In Minnesota, tenure-line faculty have unions at MNSCU, UMN-Duluth, and UMN-Crookston. Adjunct faculty at Hamline University are members of SEIU Local 284 and made significant gains in their first contract, which granted raises to their base pay for the first time in 10 years. Adjunct faculty at the Minneapolis College of Art and Design (MCAD) voted to join SEIU Local 284 in September.

Around the country, colleges and universities from Georgetown, Rutgers, and the University of Massachusetts in the East to the University of Oregon and the California State University system in the West have faculty unions that ensure faculty a stronger voice in the governance of their universities.
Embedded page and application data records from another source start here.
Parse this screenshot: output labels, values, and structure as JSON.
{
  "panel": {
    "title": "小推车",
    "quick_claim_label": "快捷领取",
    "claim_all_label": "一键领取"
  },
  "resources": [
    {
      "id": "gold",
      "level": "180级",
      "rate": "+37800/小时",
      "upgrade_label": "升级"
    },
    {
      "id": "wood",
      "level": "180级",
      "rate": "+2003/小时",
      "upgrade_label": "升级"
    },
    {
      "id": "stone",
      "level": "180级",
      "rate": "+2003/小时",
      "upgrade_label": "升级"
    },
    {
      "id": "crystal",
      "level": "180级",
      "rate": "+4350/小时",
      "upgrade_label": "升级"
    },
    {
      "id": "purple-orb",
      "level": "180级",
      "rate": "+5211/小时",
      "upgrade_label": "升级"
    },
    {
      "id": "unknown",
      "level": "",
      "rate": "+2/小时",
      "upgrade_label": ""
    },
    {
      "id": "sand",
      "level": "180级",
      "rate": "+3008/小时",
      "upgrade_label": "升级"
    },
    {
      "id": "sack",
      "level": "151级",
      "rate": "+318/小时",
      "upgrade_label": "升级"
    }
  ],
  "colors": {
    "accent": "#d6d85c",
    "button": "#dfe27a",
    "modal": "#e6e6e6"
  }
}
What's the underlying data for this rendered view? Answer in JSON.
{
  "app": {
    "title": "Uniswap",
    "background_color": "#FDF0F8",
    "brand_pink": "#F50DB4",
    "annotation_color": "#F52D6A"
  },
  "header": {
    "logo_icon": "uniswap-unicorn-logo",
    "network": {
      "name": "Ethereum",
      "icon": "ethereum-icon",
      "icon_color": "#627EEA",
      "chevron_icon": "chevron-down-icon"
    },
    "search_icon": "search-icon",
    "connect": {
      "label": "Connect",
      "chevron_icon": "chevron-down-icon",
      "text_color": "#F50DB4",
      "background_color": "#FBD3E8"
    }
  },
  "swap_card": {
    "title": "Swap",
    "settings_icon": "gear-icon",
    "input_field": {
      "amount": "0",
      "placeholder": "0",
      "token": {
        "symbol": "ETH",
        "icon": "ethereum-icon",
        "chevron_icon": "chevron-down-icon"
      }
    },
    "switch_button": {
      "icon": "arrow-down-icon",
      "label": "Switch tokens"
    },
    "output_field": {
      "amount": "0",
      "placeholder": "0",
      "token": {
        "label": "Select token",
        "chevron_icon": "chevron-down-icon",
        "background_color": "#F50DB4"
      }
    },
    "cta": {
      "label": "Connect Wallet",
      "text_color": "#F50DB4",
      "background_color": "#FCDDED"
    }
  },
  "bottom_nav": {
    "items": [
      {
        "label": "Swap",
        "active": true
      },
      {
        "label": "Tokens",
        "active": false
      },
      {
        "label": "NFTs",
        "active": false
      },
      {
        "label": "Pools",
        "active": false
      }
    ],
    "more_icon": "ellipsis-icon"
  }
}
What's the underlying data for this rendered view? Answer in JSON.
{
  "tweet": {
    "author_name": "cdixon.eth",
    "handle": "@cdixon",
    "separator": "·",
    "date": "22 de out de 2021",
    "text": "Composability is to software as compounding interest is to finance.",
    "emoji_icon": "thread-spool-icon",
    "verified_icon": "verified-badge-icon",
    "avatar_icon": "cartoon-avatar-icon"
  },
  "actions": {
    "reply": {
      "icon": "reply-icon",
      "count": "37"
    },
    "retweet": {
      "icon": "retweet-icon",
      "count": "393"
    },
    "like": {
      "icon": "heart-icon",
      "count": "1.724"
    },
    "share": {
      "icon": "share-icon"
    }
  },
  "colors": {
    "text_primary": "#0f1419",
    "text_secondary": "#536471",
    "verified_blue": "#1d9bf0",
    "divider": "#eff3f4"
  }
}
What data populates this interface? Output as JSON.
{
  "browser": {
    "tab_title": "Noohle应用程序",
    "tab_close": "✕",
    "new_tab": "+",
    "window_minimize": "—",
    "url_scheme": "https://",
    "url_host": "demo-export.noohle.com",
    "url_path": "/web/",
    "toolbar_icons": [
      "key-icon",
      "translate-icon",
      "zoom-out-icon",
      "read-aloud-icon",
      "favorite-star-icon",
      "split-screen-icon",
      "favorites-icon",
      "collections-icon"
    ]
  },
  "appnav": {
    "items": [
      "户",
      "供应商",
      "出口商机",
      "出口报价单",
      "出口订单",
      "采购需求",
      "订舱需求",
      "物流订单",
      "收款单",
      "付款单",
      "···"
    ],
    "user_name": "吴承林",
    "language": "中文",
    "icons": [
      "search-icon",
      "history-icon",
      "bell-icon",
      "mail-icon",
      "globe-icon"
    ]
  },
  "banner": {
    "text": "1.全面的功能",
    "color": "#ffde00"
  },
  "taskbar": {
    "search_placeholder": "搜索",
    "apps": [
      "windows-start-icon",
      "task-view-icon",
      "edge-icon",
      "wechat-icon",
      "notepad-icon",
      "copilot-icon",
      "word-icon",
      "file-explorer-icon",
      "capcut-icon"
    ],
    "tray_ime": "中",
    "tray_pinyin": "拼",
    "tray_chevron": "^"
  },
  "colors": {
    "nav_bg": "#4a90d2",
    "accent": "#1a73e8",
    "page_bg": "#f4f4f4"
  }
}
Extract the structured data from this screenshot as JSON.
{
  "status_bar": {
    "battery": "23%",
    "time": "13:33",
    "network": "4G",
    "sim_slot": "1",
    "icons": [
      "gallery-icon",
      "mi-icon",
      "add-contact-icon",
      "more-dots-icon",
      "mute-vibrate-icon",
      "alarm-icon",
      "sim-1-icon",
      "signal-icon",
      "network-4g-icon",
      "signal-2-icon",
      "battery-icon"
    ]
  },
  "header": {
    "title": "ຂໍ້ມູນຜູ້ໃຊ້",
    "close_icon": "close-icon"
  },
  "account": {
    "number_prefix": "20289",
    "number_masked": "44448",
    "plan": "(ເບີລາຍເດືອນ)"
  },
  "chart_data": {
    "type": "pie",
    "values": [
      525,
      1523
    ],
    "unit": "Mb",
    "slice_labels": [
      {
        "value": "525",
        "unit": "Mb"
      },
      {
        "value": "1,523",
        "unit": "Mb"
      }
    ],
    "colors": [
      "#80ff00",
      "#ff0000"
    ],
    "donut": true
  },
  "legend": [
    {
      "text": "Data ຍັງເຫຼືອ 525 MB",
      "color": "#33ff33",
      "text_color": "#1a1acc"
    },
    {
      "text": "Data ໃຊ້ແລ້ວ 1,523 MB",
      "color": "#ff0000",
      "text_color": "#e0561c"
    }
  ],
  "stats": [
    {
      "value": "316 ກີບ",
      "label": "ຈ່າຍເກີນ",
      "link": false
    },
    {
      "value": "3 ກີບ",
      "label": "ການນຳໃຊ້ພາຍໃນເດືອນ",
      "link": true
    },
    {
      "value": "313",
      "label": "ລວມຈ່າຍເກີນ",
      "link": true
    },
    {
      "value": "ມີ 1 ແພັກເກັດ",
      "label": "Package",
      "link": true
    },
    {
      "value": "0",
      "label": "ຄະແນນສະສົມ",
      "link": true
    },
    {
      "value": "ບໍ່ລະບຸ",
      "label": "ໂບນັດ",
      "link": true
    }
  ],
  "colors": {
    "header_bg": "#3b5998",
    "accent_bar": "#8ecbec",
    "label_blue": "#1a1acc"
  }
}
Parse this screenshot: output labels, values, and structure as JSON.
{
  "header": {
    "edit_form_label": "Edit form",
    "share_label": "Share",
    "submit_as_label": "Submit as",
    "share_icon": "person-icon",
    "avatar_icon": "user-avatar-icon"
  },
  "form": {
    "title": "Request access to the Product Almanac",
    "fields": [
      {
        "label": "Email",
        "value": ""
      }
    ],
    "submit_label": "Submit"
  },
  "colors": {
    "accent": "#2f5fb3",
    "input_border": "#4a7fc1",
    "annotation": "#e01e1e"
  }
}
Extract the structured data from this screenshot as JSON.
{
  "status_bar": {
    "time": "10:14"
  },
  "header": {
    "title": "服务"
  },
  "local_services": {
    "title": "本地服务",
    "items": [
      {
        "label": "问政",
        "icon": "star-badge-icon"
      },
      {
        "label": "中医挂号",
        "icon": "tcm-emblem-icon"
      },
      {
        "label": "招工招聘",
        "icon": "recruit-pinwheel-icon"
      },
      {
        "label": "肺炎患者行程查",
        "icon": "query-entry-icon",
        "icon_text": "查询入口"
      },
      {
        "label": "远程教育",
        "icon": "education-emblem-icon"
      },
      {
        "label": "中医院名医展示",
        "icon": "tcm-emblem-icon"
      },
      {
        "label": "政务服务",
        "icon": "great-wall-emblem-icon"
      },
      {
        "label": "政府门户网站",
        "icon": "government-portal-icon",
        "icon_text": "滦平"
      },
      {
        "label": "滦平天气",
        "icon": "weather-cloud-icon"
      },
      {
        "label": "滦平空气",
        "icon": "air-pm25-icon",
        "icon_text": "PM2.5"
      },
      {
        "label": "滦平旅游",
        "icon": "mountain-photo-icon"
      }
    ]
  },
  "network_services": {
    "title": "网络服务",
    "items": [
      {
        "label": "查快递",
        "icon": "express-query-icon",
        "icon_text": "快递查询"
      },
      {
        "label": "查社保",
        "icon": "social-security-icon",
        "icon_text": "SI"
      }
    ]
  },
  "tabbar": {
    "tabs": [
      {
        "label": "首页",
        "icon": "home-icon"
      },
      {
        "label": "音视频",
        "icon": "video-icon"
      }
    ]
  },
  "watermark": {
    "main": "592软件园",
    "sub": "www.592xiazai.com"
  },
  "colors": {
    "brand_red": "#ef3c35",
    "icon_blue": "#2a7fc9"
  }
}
Faculty unions can negotiate over workplace issues that deeply affect not only our welfare but also our ability to be excellent teachers and productive scholars, including salaries, health and retirement benefits, teaching loads, sabbatical and leave policies, and the number of tenure-track positions.

SEIU represents 38,000 tenure-line and non-tenured contingent faculty across the country, from Georgetown and the University of Chicago to the California State University System. SEIU is one of the largest unions in the country, uniting 2 million members in the U.S., Canada, and Puerto Rico. With over 30,000 members in Minnesota, we will join a powerful collective voice in our state to advocate for greater support for higher education at our state legislature.

With a union contract, we can empower our Faculty Senate and make our participation in shared governance more meaningful. For example, the California State University system contract explicitly recognizes “the unique roles and responsibilities of the Academic Senate(s).” In the California State system, the Faculty Senate governs academic issues, while the union negotiates workplace issues. Union members there are full participants in the Faculty Senate, and they’ve successfully used the power of their union to protect faculty voice in academic governance. Likewise at the University of Oregon, their union contract explicitly recognizes their Faculty Senate and requires their administration to consult the Senate on academic issues.